The shortage of meat inspectors, examiners, graders and classifiers could raise serious hazards regarding the meat that is distributed to butcheries from abattoirs, they claim.
The inspectors, who have been joined by meat examiners, classifiers and graders in their strike action, say they will not work at any abattoir until their 15 percent wage hike demand has been met.
This will force their employer, the International Meat Quality Assurance Services (Imqas), to deploy alternative staff at various abattoirs across the country.
Imqas board member Dr Langa Simela said they had put alternative measures in place to ensure that meat inspections would continue at abattoirs, but did not specify what these were.
She told staff protesting at the Imqas offices in Lynnwood that the board would study the memorandum handed in on Monday and decide on the way forward. “We thank you for coming to us and making your voice heard. We will discuss the memorandum with the rest of the board and decide on the way forward,” said Simela.
The workers, who are represented by the Congregated and Allied Workers Union of SA (Cawusa), have accused Imqas of negotiating in bad faith and unilaterally implementing increases that were not agreed to with the union.

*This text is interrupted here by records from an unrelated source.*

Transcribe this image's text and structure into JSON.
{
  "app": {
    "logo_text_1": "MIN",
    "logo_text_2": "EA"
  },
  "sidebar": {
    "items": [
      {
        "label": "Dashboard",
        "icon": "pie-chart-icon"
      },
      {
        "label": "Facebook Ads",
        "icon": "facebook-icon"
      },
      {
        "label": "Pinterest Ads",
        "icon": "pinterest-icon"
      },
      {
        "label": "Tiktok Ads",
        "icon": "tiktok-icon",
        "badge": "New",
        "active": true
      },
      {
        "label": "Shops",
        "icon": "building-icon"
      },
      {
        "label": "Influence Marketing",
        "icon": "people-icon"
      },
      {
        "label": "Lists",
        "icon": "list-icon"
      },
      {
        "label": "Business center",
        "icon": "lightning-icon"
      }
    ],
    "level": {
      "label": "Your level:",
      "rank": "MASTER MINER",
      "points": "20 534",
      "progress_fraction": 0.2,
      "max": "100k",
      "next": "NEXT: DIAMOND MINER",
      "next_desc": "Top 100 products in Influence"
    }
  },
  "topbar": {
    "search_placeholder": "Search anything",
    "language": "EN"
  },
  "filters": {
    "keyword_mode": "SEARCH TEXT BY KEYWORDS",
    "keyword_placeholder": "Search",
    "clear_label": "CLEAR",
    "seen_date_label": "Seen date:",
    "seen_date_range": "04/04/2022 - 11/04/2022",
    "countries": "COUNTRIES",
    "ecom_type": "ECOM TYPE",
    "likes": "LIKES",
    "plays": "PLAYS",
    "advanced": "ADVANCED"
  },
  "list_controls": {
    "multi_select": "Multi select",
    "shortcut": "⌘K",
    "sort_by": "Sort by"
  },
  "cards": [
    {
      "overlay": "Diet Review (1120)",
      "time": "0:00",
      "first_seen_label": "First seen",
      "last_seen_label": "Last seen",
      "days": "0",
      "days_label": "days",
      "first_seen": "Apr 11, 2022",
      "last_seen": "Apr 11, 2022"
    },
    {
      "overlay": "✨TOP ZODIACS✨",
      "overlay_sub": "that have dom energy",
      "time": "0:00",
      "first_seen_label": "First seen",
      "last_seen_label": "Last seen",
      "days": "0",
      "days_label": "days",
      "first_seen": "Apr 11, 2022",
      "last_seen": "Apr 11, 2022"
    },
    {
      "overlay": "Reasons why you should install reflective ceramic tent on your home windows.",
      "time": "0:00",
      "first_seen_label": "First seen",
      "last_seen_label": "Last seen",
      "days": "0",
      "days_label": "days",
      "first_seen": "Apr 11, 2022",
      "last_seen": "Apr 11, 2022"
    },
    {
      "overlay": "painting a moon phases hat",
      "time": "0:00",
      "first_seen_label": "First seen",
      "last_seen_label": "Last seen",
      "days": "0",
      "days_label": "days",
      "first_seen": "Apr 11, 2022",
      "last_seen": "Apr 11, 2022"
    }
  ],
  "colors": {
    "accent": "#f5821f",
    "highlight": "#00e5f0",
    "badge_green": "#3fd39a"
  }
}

Cawusa general secretary Thomas Nkeane, said they were shocked that increases were implemented while they were under the impression that negotiations were ongoing. “Most of the workers were surprised to see salary adjustments of between 2 percent and 6 percent in their January payslips, which was never agreed with the union.
“Imqas told us they needed more time to negotiate with individual abattoirs about our demands, but instead they went ahead and implemented the increases. “They have been negotiating in bad faith and the workers are not happy about this. We have downed tools and more workers are joining the strike. This will certainly affect the quality and safety of the meat that is distributed to butcheries and various meat suppliers,” said Nkeane.
According to Nkeane, the union represented more than 200 inspectors at about 150 abattoirs around the country, and were expecting the rest of the workers to join the strike over the next few days. About 400 inspectors are employed by Imqas.